As concern shifted to the threat of long-range missiles from Iran -- the countries are about 700 miles apart at the closest point, well within the known range of Iranian missiles -- it also focused on the shorter-range weapons that Hezbollah and Hamas have turned on Israel in the past few years.
The rockets fired by Hezbollah at northern Israel during the 2006 Israel-Lebanon war led Israeli officials to accelerate work on a short-range-missile defense system, as did recent Grad strikes against Ashkelon, a Mediterranean city of about 120,000 people and the site of major electricity, desalinization and other facilities.
As it stands, "we have no defenses, no shelters, no public buildings being protected," said Alan Marcus, the city's director of strategic planning and architect of a plan developed to cope with the about 80 missile strikes since 2006.
"What do we do? Close the beach and tell people there might be a missile attack?" Marcus said.
Beginning next year, Israeli officials say, the Iron Dome system should provide some relief.
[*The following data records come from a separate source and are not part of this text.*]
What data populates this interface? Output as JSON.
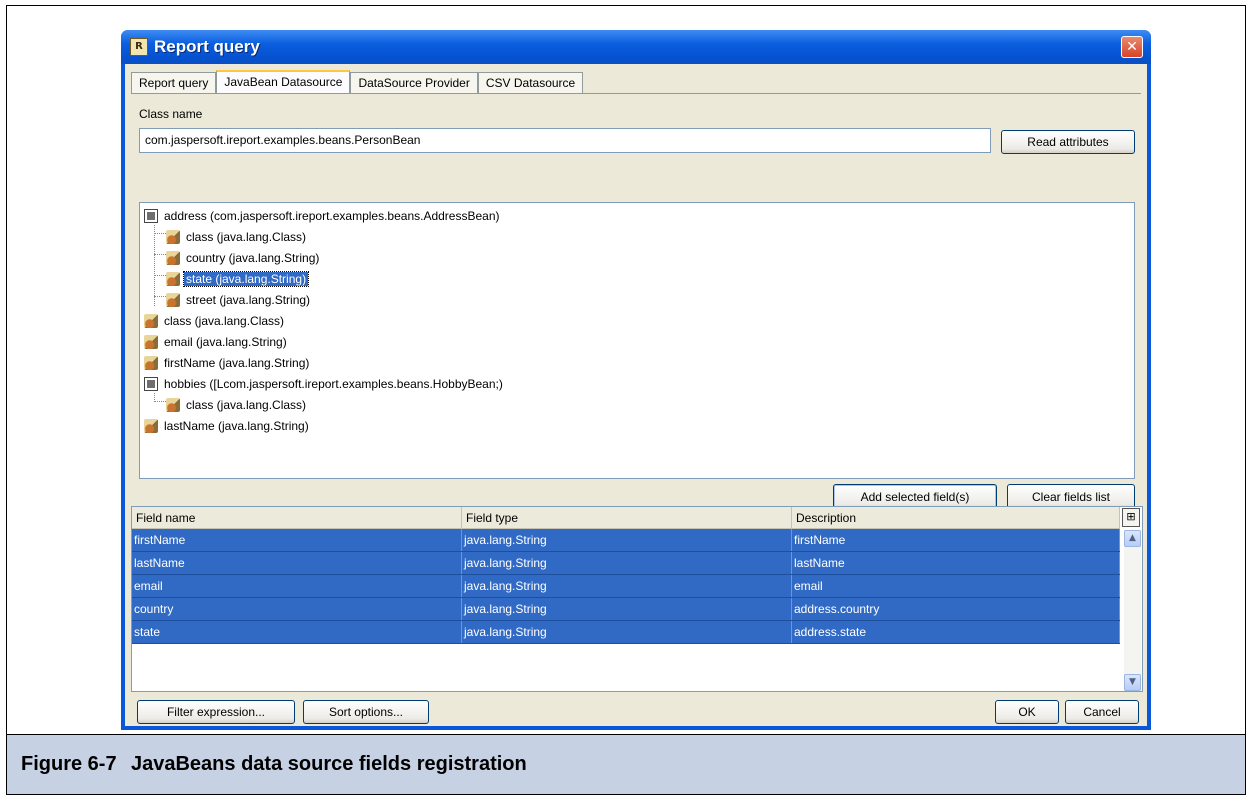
{
  "window": {
    "title": "Report query",
    "title_icon": "report-icon",
    "close_icon": "close-icon"
  },
  "tabs": [
    {
      "label": "Report query",
      "active": false
    },
    {
      "label": "JavaBean Datasource",
      "active": true
    },
    {
      "label": "DataSource Provider",
      "active": false
    },
    {
      "label": "CSV Datasource",
      "active": false
    }
  ],
  "class_name": {
    "label": "Class name",
    "value": "com.jaspersoft.ireport.examples.beans.PersonBean",
    "read_button": "Read attributes"
  },
  "tree": {
    "items": [
      {
        "label": "address (com.jaspersoft.ireport.examples.beans.AddressBean)",
        "icon": "node-icon",
        "level": 0,
        "selected": false
      },
      {
        "label": "class (java.lang.Class)",
        "icon": "bean-icon",
        "level": 1,
        "selected": false
      },
      {
        "label": "country (java.lang.String)",
        "icon": "bean-icon",
        "level": 1,
        "selected": false
      },
      {
        "label": "state (java.lang.String)",
        "icon": "bean-icon",
        "level": 1,
        "selected": true
      },
      {
        "label": "street (java.lang.String)",
        "icon": "bean-icon",
        "level": 1,
        "selected": false
      },
      {
        "label": "class (java.lang.Class)",
        "icon": "bean-icon",
        "level": 0,
        "selected": false
      },
      {
        "label": "email (java.lang.String)",
        "icon": "bean-icon",
        "level": 0,
        "selected": false
      },
      {
        "label": "firstName (java.lang.String)",
        "icon": "bean-icon",
        "level": 0,
        "selected": false
      },
      {
        "label": "hobbies ([Lcom.jaspersoft.ireport.examples.beans.HobbyBean;)",
        "icon": "node-icon",
        "level": 0,
        "selected": false
      },
      {
        "label": "class (java.lang.Class)",
        "icon": "bean-icon",
        "level": 1,
        "selected": false
      },
      {
        "label": "lastName (java.lang.String)",
        "icon": "bean-icon",
        "level": 0,
        "selected": false
      }
    ]
  },
  "tree_buttons": {
    "add": "Add selected field(s)",
    "clear": "Clear fields list"
  },
  "fields_table": {
    "columns": [
      "Field name",
      "Field type",
      "Description"
    ],
    "rows": [
      [
        "firstName",
        "java.lang.String",
        "firstName"
      ],
      [
        "lastName",
        "java.lang.String",
        "lastName"
      ],
      [
        "email",
        "java.lang.String",
        "email"
      ],
      [
        "country",
        "java.lang.String",
        "address.country"
      ],
      [
        "state",
        "java.lang.String",
        "address.state"
      ]
    ]
  },
  "bottom_buttons": {
    "filter": "Filter expression...",
    "sort": "Sort options...",
    "ok": "OK",
    "cancel": "Cancel"
  },
  "caption": {
    "number": "Figure 6-7",
    "text": "JavaBeans data source fields registration"
  },
  "colors": {
    "selection": "#316ac5",
    "title_bar": "#0b5fe0",
    "caption_bg": "#c7d1e4",
    "dialog_bg": "#ece9d8"
  }
}
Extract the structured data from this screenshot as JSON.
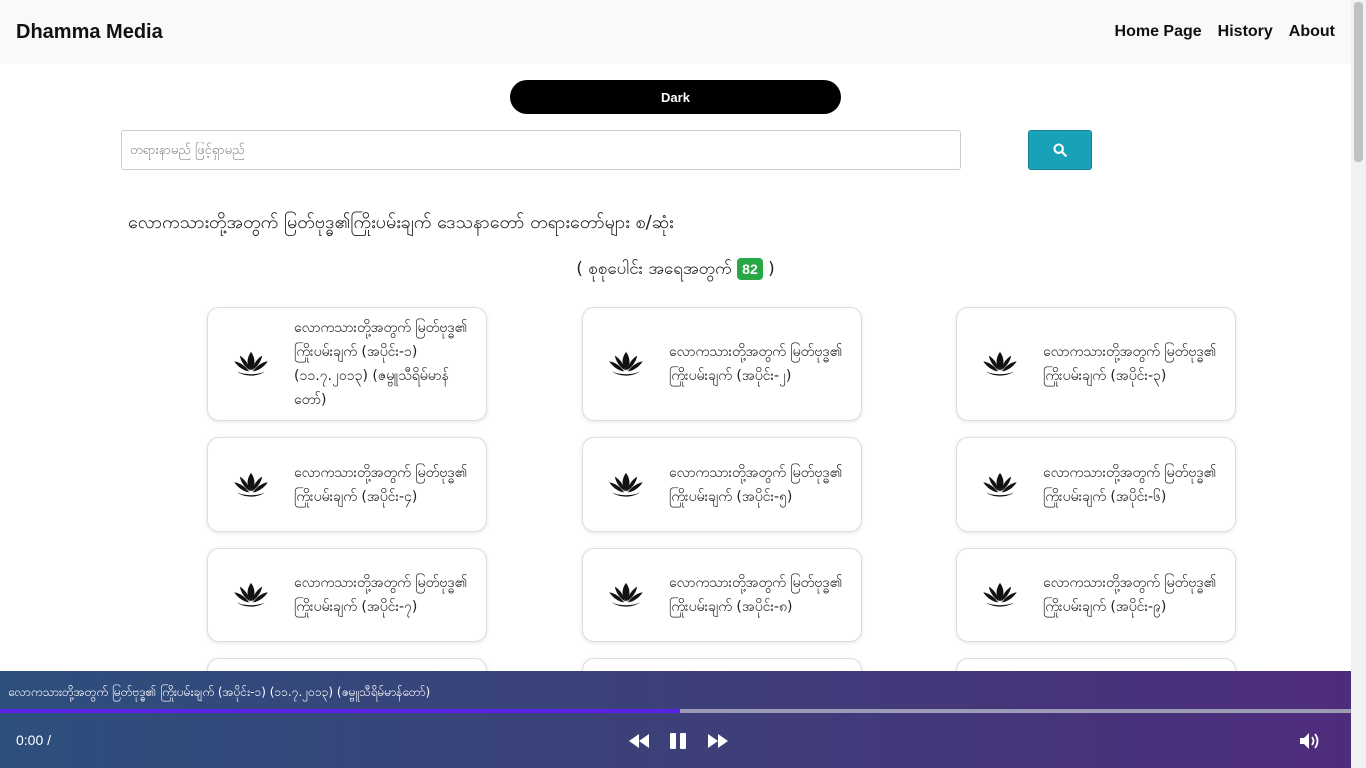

The mobile launchers initially will be placed around towns and facilities near the Gaza Strip, but they ultimately may be deployed in locations nationwide.
The system has sparked some controversy. It has not, for example, proved effective against mortar shells and could leave the towns closest to the border areas vulnerable, including chief targets such as Sderot. Critics have pushed for other systems, including a chemical-laser one that Israel was jointly developing with the United States, or the rapid-fire Phalanx guns that can be used to protect key facilities such as power plants.
There is also concern that militant groups could try to overwhelm the system by firing large barrages of comparatively cheap, homemade Qassams -- perhaps not expecting to do damage so much as forcing Israel to spend tens of thousands of dollars a shot to knock them down.
But Israeli officials say systems such as Iron Dome are crucial to the country's military planning -- in terms of preventing damage and diminishing the need to retaliate.
Although many of the rockets fired by Hamas and Hezbollah land on empty land, "one of these times one of the Qassams will hit a bus, and then the government will have to make a decision" about how to react, said Shlomo Dror, a spokesman for the Israel Defense Forces. "There is a bigger issue here than how much it costs. It is going to give us some answers."